=== Begin Enclosure ===

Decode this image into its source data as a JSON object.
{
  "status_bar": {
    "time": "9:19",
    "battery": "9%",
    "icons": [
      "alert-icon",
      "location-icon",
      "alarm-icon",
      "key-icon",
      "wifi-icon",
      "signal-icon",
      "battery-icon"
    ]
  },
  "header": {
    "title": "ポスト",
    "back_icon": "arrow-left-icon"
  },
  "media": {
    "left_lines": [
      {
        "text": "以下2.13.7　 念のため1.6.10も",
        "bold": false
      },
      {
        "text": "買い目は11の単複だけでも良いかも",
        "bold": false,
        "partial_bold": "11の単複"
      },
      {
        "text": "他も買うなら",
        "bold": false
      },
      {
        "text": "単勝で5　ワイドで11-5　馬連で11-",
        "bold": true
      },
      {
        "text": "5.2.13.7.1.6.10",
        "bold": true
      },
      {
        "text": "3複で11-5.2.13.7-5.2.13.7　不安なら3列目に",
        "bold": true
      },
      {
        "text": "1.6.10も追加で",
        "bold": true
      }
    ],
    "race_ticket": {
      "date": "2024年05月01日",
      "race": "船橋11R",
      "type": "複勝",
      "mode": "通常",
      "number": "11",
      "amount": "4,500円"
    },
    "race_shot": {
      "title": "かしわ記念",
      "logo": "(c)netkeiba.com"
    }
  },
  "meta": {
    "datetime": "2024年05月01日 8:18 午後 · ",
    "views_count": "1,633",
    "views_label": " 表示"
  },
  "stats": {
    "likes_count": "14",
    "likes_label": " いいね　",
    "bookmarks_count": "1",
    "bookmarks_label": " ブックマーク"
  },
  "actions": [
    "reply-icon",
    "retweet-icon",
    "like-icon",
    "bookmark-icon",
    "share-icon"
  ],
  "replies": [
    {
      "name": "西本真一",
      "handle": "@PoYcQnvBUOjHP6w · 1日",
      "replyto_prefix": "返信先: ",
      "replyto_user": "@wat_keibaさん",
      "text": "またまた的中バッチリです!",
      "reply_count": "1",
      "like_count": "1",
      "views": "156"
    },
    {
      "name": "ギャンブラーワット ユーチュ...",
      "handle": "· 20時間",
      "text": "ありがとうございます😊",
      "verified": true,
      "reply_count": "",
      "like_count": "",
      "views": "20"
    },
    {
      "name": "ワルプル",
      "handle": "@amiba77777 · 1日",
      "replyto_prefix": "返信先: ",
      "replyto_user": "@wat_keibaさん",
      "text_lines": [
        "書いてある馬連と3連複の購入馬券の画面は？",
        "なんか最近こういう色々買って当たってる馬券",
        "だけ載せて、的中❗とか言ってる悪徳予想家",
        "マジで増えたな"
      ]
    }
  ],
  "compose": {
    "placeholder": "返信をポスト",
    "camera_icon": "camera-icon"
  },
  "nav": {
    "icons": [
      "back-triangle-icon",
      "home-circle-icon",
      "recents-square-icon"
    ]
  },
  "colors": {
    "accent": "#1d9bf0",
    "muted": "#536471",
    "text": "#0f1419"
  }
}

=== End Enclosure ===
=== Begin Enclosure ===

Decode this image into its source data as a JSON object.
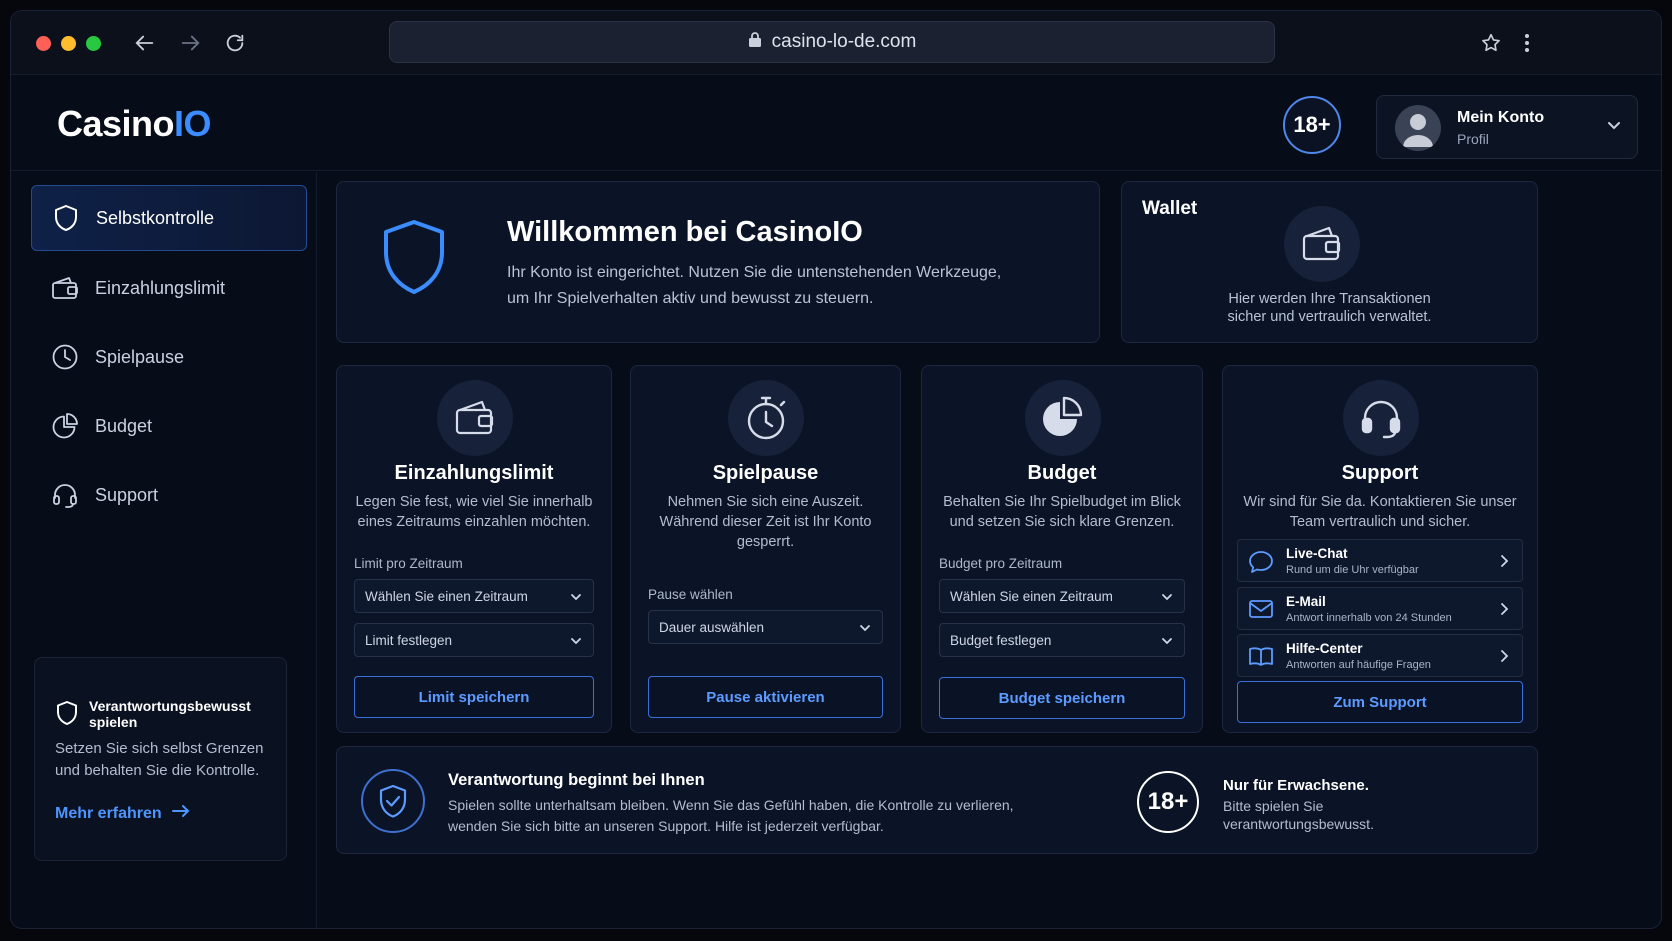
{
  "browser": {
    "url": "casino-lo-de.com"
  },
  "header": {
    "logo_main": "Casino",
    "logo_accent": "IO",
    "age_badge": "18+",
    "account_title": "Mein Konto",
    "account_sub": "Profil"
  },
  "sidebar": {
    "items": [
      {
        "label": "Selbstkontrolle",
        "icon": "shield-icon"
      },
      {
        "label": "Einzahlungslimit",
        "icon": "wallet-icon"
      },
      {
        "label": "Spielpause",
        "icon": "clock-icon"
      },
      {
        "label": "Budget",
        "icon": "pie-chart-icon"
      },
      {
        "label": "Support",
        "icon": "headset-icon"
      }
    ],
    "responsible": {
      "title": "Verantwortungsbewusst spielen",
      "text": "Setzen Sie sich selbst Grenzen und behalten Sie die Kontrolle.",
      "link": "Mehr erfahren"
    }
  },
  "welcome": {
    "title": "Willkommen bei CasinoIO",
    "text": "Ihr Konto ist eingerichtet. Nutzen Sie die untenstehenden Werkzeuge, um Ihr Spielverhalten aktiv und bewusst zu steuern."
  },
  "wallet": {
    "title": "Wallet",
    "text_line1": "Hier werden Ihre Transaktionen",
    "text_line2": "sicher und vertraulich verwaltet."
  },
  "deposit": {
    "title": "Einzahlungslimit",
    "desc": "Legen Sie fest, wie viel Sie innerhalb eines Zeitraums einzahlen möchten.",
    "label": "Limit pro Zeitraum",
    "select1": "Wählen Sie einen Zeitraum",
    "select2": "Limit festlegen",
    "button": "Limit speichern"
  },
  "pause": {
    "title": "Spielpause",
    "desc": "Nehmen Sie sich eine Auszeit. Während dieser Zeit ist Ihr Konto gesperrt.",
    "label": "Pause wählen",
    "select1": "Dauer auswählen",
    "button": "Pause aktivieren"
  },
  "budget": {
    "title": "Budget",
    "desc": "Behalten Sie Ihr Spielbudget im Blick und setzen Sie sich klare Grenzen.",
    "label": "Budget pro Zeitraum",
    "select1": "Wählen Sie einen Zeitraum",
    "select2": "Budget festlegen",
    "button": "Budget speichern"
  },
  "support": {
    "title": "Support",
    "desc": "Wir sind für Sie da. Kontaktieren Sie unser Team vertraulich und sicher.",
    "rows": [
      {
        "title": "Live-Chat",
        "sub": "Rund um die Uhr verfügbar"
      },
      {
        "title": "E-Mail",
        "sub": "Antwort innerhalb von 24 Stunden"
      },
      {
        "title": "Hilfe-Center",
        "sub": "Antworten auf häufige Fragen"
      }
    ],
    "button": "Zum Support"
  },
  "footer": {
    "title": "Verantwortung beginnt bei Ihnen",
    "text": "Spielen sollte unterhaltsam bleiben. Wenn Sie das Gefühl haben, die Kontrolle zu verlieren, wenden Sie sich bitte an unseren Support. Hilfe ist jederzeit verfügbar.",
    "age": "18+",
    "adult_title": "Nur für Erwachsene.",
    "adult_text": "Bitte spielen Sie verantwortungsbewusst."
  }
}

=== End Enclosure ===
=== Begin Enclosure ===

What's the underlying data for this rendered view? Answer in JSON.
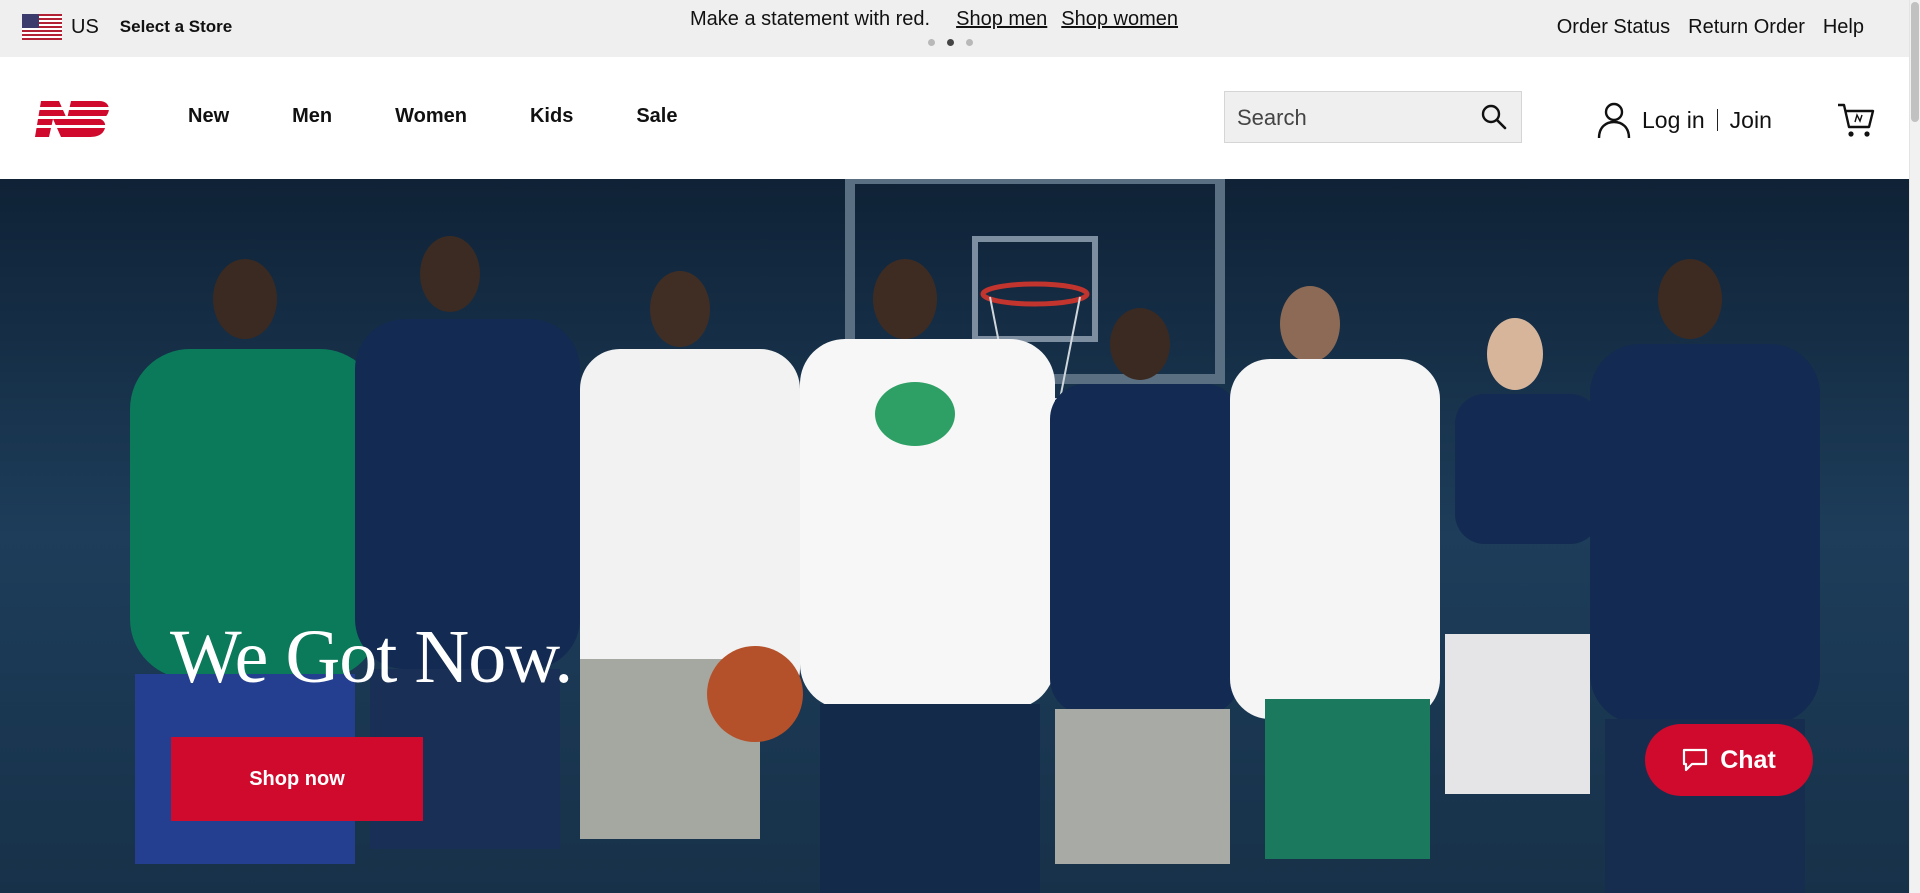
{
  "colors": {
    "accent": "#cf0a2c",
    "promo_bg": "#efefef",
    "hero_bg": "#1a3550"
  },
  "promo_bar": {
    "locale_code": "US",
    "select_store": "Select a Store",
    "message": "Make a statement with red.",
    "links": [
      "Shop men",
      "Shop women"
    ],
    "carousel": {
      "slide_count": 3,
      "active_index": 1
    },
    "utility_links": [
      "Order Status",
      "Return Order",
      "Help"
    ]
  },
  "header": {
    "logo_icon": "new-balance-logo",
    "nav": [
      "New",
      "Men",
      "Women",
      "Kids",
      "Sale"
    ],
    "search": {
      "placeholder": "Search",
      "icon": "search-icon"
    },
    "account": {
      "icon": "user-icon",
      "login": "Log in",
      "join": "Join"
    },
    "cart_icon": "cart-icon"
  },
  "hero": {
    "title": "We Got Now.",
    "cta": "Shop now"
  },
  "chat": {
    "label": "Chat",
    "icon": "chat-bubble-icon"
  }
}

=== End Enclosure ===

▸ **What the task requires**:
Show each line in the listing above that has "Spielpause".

▸ **Result for this task**:
        "label": "Spielpause",
    "title": "Spielpause",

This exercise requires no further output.